Life[edit]

Bullingham was a native of Gloucestershire. He was elected a probationer fellow of Magdalen College, Oxford, in July 1550, being then B.A. In the latter part of Edward VI's reign he went as a voluntary exile to France, staying at Rouen, to avoid the church reforms in England. On the accession of Queen Mary he returned to England and was restored to his place. He received his M.A. degree on 1 June 1554.[1]

Bullingham was in favour as domestic chaplain to Stephen Gardiner, Bishop of Winchester, and rector of Boxwell and Withington in Gloucestershire. On the accession of Elizabeth I he remained Catholic and lost his livings. He was subsequently appointed by Edmund Grindal to the prebendal stall of Wenlocks-barn in St Paul's Cathedral on 1 August 1565 and admitted to the degree of B.D. at Oxford under the new reformed regime on 8 July 1566. The next year, on 27 December 1567, he was appointed Archdeacon of Huntingdon by his namesake and probable relation, Nicholas Bullingham, Bishop of Lincoln. He held the post until 1576. He was created D.D. by his university on 12 July 1568 and received from Bishop Bullingham the stall of Louth in Lincoln Cathedral on 10 September of the same year and still retaining his other preferments was installed canon of Worcester on 13 October 1570. He was incorporated D.D. of Cambridge on 7 July 1575. When Grindal held a visitation in 1576 of his province by commission, Bullingham was one of those appointed to visit the Diocese of Hereford.

He was raised to the episcopate in 1581, being consecrated on 3 September of that year at Croydon to the see of Gloucester. He was allowed to hold the recently created bishopric of Bristol in commendam as well as the prebend of Norton in Hereford Cathedral, to which he was installed on 16 January 1582. He held the see of Bristol until the appointment of Richard Fletcher, at whose consecration he assisted on 14 December 1589. The rectory of Kilmington in Somerset was given him in compensation for the loss of the second bishopric and his Hereford stall. He served as commissioner for the confirmation of Whitgift's election as archbishop on 27 August 1583 and in 1584 was commissioned by the new primate to visit his own Diocese of Gloucester. When the see of Oxford fell vacant in 1592, John Aylmer, then Bishop of London, at his request unsuccessfully endeavoured to obtain it for Bullingham. Bullingham died at Kensington on 20 May 1598 and was buried in his own cathedral. He was one of the targets of attack for Martin Marprelate.
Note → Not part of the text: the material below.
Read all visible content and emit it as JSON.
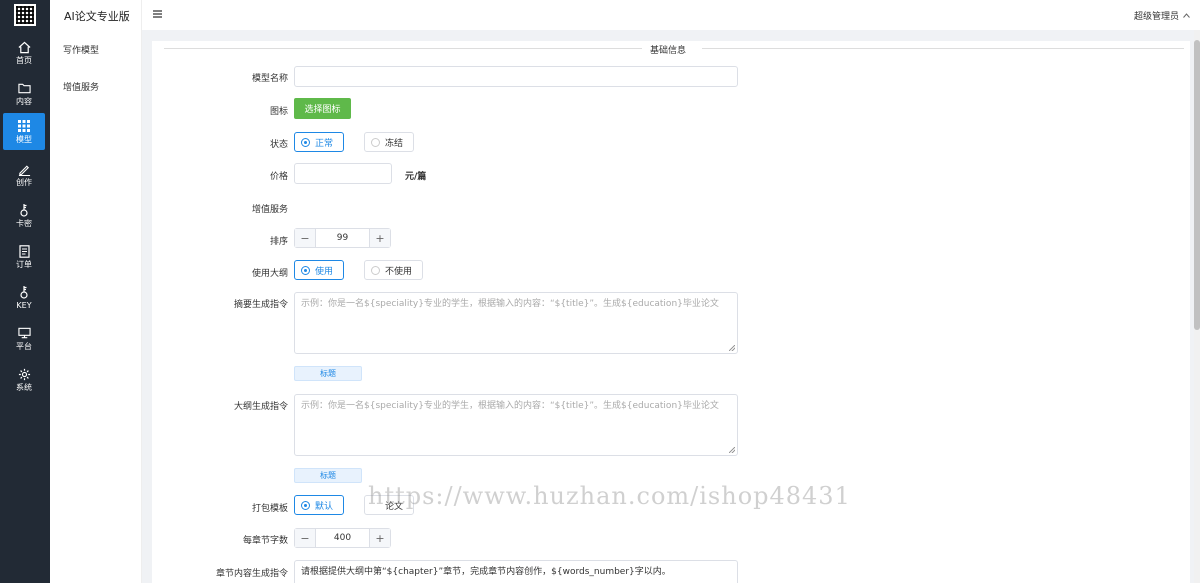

Works[edit]

A letter relating to his friend Julius Palmer is printed in John Foxe's Acts and Monuments. Palmer had also been a Roman Catholic exile but became a Reformation convert and martyr. The only other work attributed to Bullingham is "a translation of John Venerus's oration in defence of the Sacrament of the Aultare" (1554).

Notes[edit]

  1. ^ "Bullingham, John (BLNN575J)". A Cambridge Alumni Database. University of Cambridge. 

References[edit]

Church of England titles
Preceded by
Richard Cheyney
Bishop of Gloucester
1581–1598
Succeeded by
Godfrey Goldsborough